Record excerpts Start Marker

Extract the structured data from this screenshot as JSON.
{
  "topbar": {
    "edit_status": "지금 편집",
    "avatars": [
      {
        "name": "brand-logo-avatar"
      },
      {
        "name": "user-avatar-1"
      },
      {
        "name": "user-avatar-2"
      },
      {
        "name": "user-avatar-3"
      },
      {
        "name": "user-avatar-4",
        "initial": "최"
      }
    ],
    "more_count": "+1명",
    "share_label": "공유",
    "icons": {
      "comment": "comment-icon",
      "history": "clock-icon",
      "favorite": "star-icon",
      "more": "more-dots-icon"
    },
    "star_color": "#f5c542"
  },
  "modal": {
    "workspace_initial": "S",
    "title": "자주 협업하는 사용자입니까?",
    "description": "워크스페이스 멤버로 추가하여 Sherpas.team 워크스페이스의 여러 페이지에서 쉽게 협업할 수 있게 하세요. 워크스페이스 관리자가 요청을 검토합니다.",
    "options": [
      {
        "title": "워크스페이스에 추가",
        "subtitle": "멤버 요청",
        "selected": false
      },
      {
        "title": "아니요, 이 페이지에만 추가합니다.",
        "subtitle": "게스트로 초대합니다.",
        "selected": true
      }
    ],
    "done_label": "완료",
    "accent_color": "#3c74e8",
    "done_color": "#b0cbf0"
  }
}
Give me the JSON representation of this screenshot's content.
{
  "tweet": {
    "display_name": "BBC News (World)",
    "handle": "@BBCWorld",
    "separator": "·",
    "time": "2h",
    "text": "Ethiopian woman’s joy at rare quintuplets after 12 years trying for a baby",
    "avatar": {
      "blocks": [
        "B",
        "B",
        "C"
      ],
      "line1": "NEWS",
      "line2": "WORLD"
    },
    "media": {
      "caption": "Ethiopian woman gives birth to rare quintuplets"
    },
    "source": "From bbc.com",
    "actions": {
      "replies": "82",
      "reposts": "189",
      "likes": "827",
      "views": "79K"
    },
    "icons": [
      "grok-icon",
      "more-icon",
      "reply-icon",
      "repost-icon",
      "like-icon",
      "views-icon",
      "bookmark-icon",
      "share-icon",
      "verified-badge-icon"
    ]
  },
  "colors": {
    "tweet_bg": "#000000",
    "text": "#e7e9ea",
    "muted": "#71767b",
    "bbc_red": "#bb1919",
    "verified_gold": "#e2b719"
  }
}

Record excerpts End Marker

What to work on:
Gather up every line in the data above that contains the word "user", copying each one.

Reply:
        "name": "user-avatar-1"
        "name": "user-avatar-2"
        "name": "user-avatar-3"
        "name": "user-avatar-4",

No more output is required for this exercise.